About this exercise: Write out every line below that contains "filters".

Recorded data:
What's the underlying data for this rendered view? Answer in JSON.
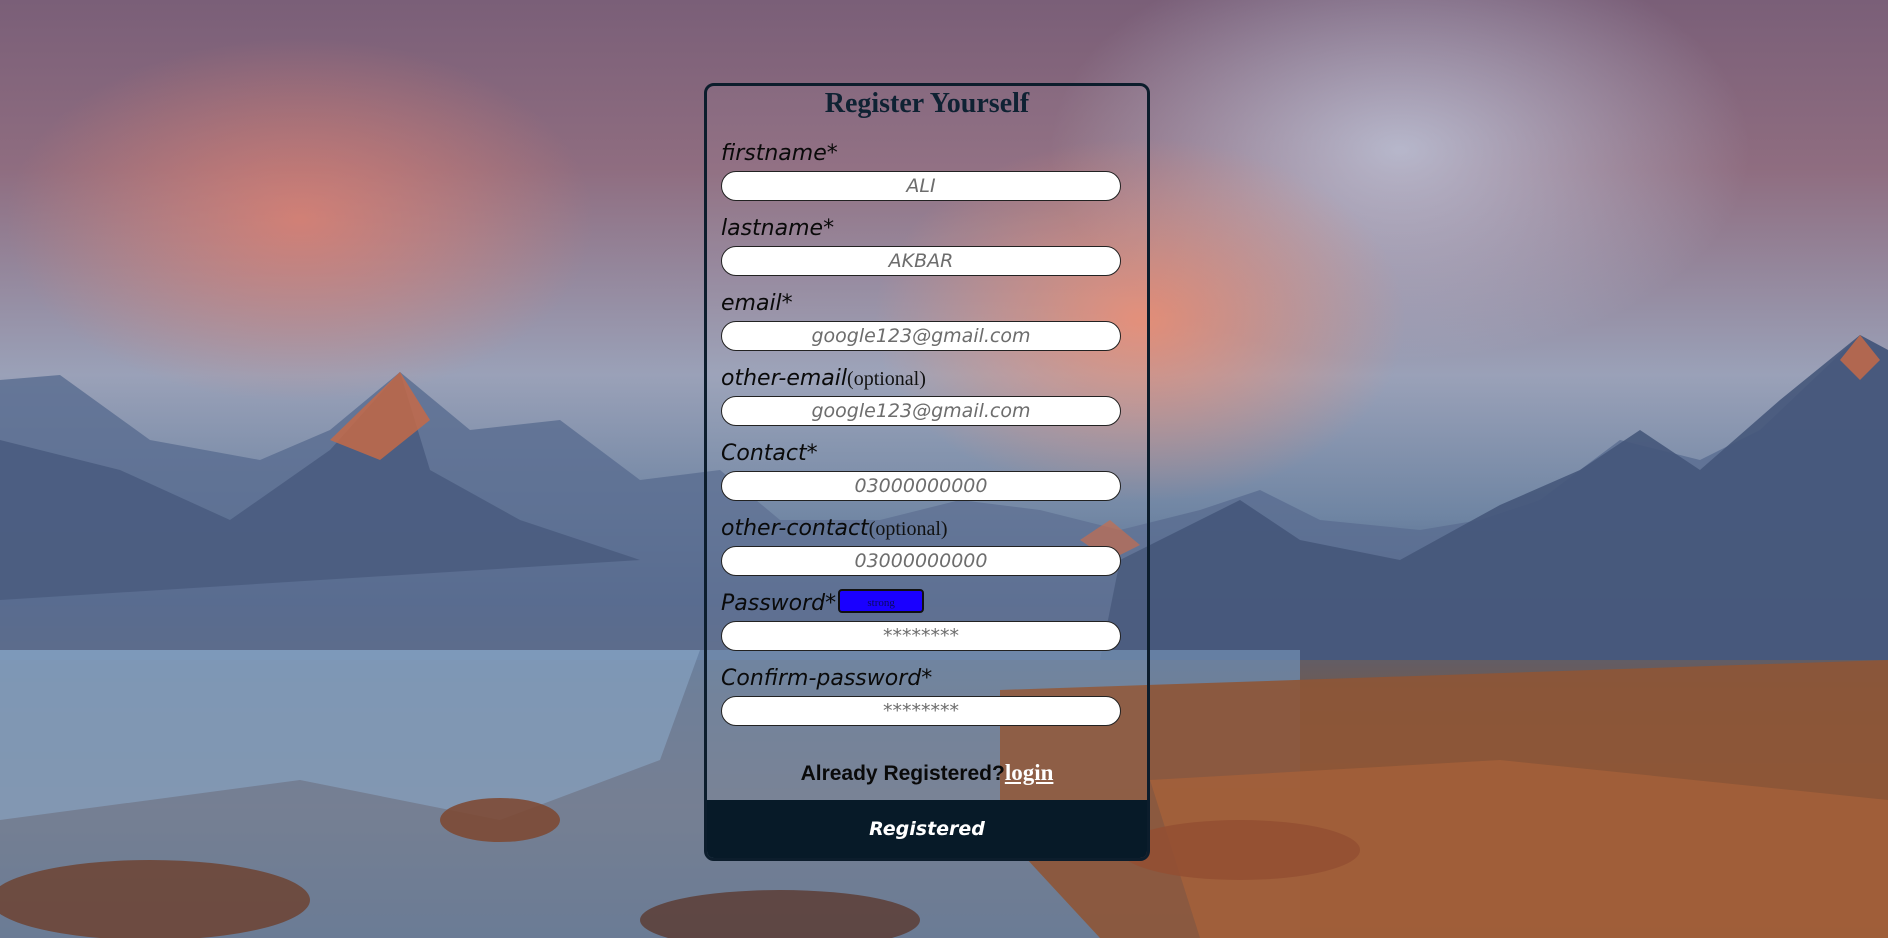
{
  "form": {
    "title": "Register Yourself",
    "fields": [
      {
        "label": "firstname*",
        "optional_note": "",
        "placeholder": "ALI"
      },
      {
        "label": "lastname*",
        "optional_note": "",
        "placeholder": "AKBAR"
      },
      {
        "label": "email*",
        "optional_note": "",
        "placeholder": "google123@gmail.com"
      },
      {
        "label": "other-email",
        "optional_note": "(optional)",
        "placeholder": "google123@gmail.com"
      },
      {
        "label": "Contact*",
        "optional_note": "",
        "placeholder": "03000000000"
      },
      {
        "label": "other-contact",
        "optional_note": "(optional)",
        "placeholder": "03000000000"
      },
      {
        "label": "Password*",
        "optional_note": "",
        "placeholder": "********"
      },
      {
        "label": "Confirm-password*",
        "optional_note": "",
        "placeholder": "********"
      }
    ],
    "password_strength": "strong",
    "already_registered_text": "Already Registered?",
    "login_link": "login",
    "submit_label": "Registered"
  },
  "colors": {
    "card_border": "#0c1d2c",
    "submit_bg": "#071a28",
    "strength_badge": "#1a00ff"
  }
}
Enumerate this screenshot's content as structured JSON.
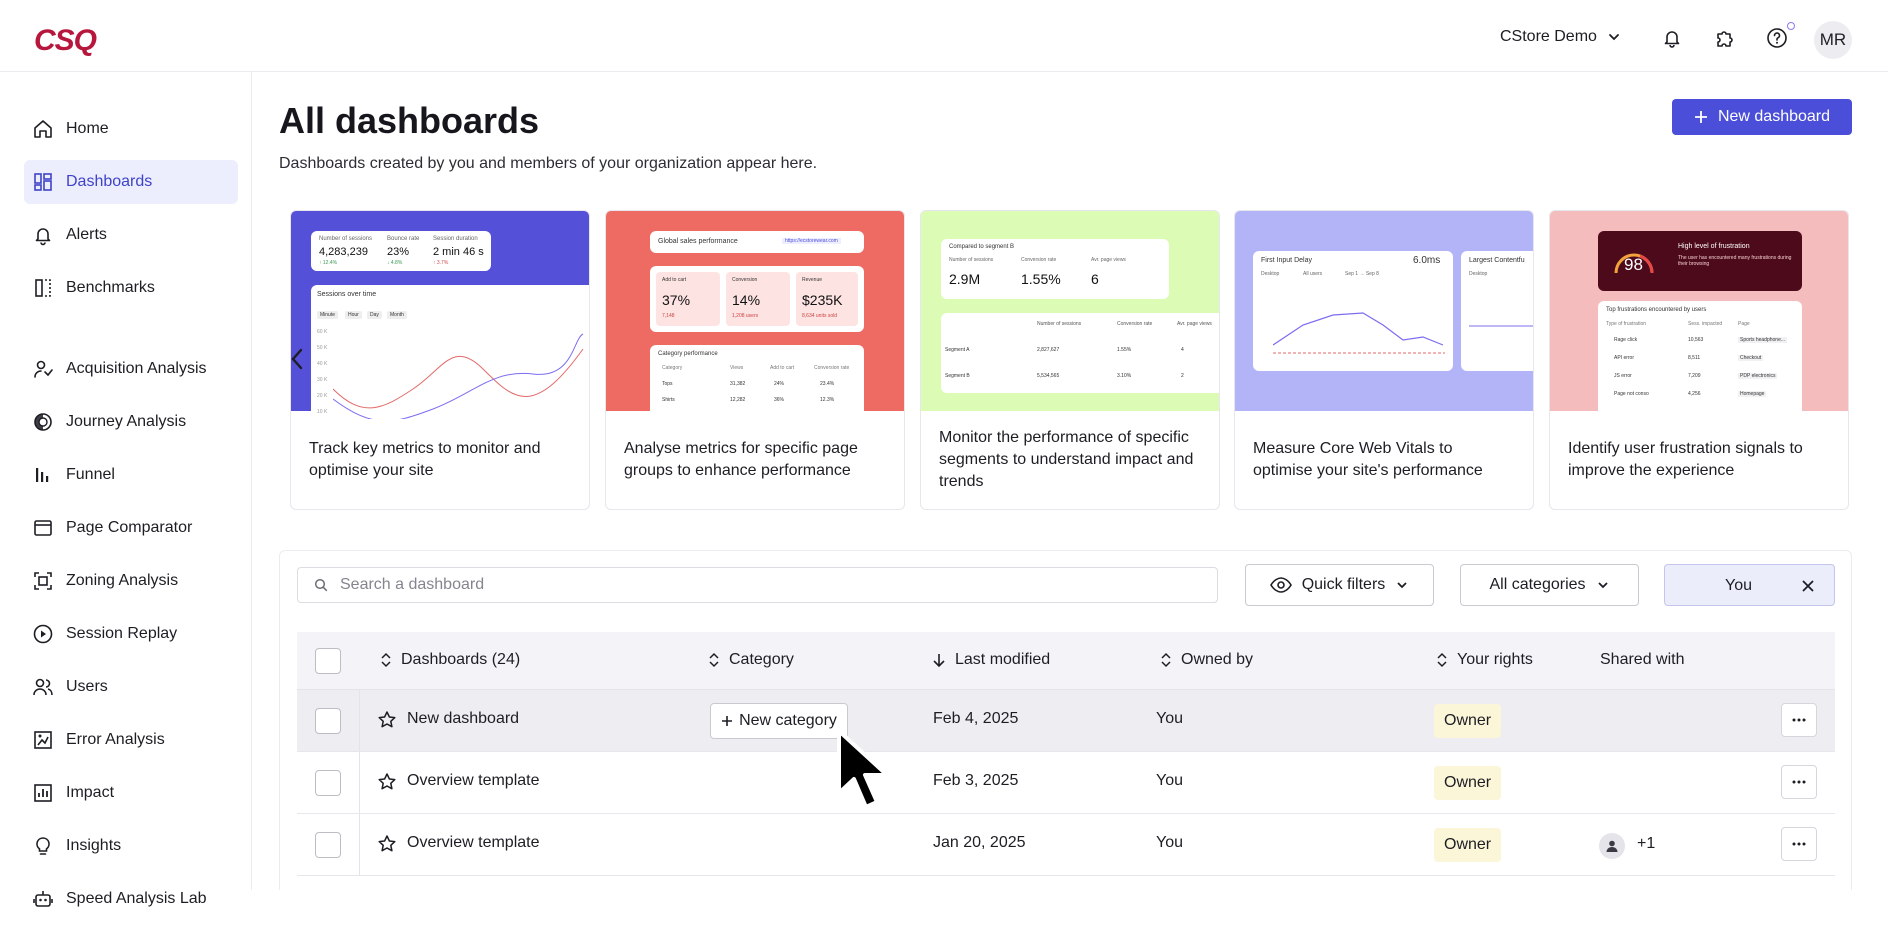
{
  "app": {
    "logo": "CSQ"
  },
  "header": {
    "org": "CStore Demo",
    "avatar_initials": "MR",
    "icons": [
      "bell-icon",
      "puzzle-icon",
      "help-icon"
    ]
  },
  "sidebar": {
    "items": [
      {
        "label": "Home",
        "icon": "home-icon",
        "active": false
      },
      {
        "label": "Dashboards",
        "icon": "dashboard-icon",
        "active": true
      },
      {
        "label": "Alerts",
        "icon": "bell-icon",
        "active": false
      },
      {
        "label": "Benchmarks",
        "icon": "benchmark-icon",
        "active": false
      },
      {
        "label": "Acquisition Analysis",
        "icon": "acquisition-icon",
        "active": false
      },
      {
        "label": "Journey Analysis",
        "icon": "journey-icon",
        "active": false
      },
      {
        "label": "Funnel",
        "icon": "funnel-icon",
        "active": false
      },
      {
        "label": "Page Comparator",
        "icon": "page-comparator-icon",
        "active": false
      },
      {
        "label": "Zoning Analysis",
        "icon": "zoning-icon",
        "active": false
      },
      {
        "label": "Session Replay",
        "icon": "play-icon",
        "active": false
      },
      {
        "label": "Users",
        "icon": "users-icon",
        "active": false
      },
      {
        "label": "Error Analysis",
        "icon": "error-icon",
        "active": false
      },
      {
        "label": "Impact",
        "icon": "impact-icon",
        "active": false
      },
      {
        "label": "Insights",
        "icon": "lightbulb-icon",
        "active": false
      },
      {
        "label": "Speed Analysis Lab",
        "icon": "robot-icon",
        "active": false
      }
    ]
  },
  "main": {
    "title": "All dashboards",
    "subtitle": "Dashboards created by you and members of your organization appear here.",
    "new_dashboard_label": "New dashboard"
  },
  "templates": [
    {
      "text": "Track key metrics to monitor and optimise your site",
      "bg": "#5550d8",
      "preview": {
        "metrics": [
          {
            "label": "Number of sessions",
            "value": "4,283,239",
            "delta": "↑ 12.4%"
          },
          {
            "label": "Bounce rate",
            "value": "23%",
            "delta": "↓ 4.8%"
          },
          {
            "label": "Session duration",
            "value": "2 min 46 s",
            "delta": "↑ 3.7%"
          }
        ],
        "chart_title": "Sessions over time",
        "tabs": [
          "Minute",
          "Hour",
          "Day",
          "Month"
        ],
        "y_ticks": [
          "60 K",
          "50 K",
          "40 K",
          "30 K",
          "20 K",
          "10 K"
        ]
      }
    },
    {
      "text": "Analyse metrics for specific page groups to enhance performance",
      "bg": "#ee6b64",
      "preview": {
        "title": "Global sales performance",
        "url": "https://ecstorewear.com",
        "kpis": [
          {
            "label": "Add to cart",
            "value": "37%",
            "sub": "7,148"
          },
          {
            "label": "Conversion",
            "value": "14%",
            "sub": "1,208 users"
          },
          {
            "label": "Revenue",
            "value": "$235K",
            "sub": "8,634 units sold"
          }
        ],
        "table_title": "Category performance",
        "headers": [
          "Category",
          "Views",
          "Add to cart",
          "Conversion rate"
        ],
        "rows": [
          [
            "Tops",
            "31,382",
            "24%",
            "23.4%"
          ],
          [
            "Shirts",
            "12,282",
            "36%",
            "12.3%"
          ]
        ]
      }
    },
    {
      "text": "Monitor the performance of specific segments to understand impact and trends",
      "bg": "#dcfbb5",
      "preview": {
        "title": "Compared to segment B",
        "metrics": [
          {
            "label": "Number of sessions",
            "value": "2.9M"
          },
          {
            "label": "Conversion rate",
            "value": "1.55%"
          },
          {
            "label": "Avr. page views",
            "value": "6"
          }
        ],
        "headers": [
          "Number of sessions",
          "Conversion rate",
          "Avr. page views"
        ],
        "rows": [
          [
            "Segment A",
            "2,827,627",
            "1.55%",
            "4"
          ],
          [
            "Segment B",
            "5,534,565",
            "3.10%",
            "2"
          ]
        ]
      }
    },
    {
      "text": "Measure Core Web Vitals to optimise your site's performance",
      "bg": "#b3b3f7",
      "preview": {
        "title": "First Input Delay",
        "value": "6.0ms",
        "filters": [
          "Desktop",
          "All users",
          "Sep 1 → Sep 8"
        ],
        "second_title": "Largest Contentfu",
        "second_filter": "Desktop"
      }
    },
    {
      "text": "Identify user frustration signals to improve the experience",
      "bg": "#f4bcbc",
      "preview": {
        "score": "98",
        "score_title": "High level of frustration",
        "score_sub": "The user has encountered many frustrations during their browsing",
        "list_title": "Top frustrations encountered by users",
        "headers": [
          "Type of frustration",
          "Sess. impacted",
          "Page"
        ],
        "rows": [
          [
            "Rage click",
            "10,563",
            "Sports headphone..."
          ],
          [
            "API error",
            "8,511",
            "Checkout"
          ],
          [
            "JS error",
            "7,209",
            "PDP electronics"
          ],
          [
            "Page not conso",
            "4,256",
            "Homepage"
          ]
        ]
      }
    }
  ],
  "toolbar": {
    "search_placeholder": "Search a dashboard",
    "quick_filters": "Quick filters",
    "categories": "All categories",
    "owner_chip": "You"
  },
  "table": {
    "headers": {
      "name": "Dashboards (24)",
      "category": "Category",
      "modified": "Last modified",
      "owner": "Owned by",
      "rights": "Your rights",
      "shared": "Shared with"
    },
    "new_category_label": "New category",
    "rows": [
      {
        "name": "New dashboard",
        "category": "",
        "modified": "Feb 4, 2025",
        "owner": "You",
        "rights": "Owner",
        "shared_more": ""
      },
      {
        "name": "Overview template",
        "category": "",
        "modified": "Feb 3, 2025",
        "owner": "You",
        "rights": "Owner",
        "shared_more": ""
      },
      {
        "name": "Overview template",
        "category": "",
        "modified": "Jan 20, 2025",
        "owner": "You",
        "rights": "Owner",
        "shared_more": "+1"
      }
    ]
  },
  "colors": {
    "accent": "#4a4ed8",
    "active_nav_bg": "#eceefd",
    "owner_badge": "#fbf6d8",
    "brand": "#b8173d"
  }
}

Solution to this exercise:
        "filters": [
    "quick_filters": "Quick filters",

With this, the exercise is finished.